Search the data for the word "icon". Reproduce every line where it is found.

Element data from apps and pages
---------------
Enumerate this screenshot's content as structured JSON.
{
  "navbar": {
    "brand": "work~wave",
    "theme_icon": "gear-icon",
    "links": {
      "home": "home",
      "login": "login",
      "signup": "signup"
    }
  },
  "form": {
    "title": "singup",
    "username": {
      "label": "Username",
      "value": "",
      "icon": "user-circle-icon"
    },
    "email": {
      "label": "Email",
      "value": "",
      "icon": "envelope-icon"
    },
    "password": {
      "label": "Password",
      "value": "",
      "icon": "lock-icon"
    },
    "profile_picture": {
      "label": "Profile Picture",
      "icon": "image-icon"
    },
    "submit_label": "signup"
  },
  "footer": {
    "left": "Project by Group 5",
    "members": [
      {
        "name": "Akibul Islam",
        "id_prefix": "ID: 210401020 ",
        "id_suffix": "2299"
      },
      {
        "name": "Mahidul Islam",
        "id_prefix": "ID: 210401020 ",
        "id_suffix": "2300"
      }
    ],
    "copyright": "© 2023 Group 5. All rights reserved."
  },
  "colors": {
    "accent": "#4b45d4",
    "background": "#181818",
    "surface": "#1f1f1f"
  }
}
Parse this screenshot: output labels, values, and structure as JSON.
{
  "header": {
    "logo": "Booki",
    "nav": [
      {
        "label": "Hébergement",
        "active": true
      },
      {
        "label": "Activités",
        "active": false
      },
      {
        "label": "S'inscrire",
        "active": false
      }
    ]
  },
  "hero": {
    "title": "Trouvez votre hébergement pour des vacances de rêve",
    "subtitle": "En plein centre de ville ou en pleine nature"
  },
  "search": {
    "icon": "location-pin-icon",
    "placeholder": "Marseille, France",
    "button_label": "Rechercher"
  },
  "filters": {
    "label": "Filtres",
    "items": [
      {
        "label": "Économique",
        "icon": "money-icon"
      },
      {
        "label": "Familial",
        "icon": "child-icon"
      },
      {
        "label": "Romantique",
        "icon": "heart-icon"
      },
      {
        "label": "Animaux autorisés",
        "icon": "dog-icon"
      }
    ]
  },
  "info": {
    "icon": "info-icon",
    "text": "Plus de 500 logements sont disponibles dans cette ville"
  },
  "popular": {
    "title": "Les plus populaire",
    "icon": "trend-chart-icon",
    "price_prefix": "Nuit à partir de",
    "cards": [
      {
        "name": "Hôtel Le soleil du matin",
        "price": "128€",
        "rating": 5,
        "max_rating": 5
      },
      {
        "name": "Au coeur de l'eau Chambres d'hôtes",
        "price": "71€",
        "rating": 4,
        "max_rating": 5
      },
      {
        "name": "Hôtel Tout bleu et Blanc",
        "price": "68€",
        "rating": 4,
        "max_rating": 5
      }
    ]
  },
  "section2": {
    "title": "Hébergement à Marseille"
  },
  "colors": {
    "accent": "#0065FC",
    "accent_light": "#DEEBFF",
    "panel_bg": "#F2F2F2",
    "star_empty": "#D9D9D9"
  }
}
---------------
▶ [Result below]:
    "theme_icon": "gear-icon",
      "icon": "user-circle-icon"
      "icon": "envelope-icon"
      "icon": "lock-icon"
      "icon": "image-icon"
    "icon": "location-pin-icon",
        "icon": "money-icon"
        "icon": "child-icon"
        "icon": "heart-icon"
        "icon": "dog-icon"
    "icon": "info-icon",
    "icon": "trend-chart-icon",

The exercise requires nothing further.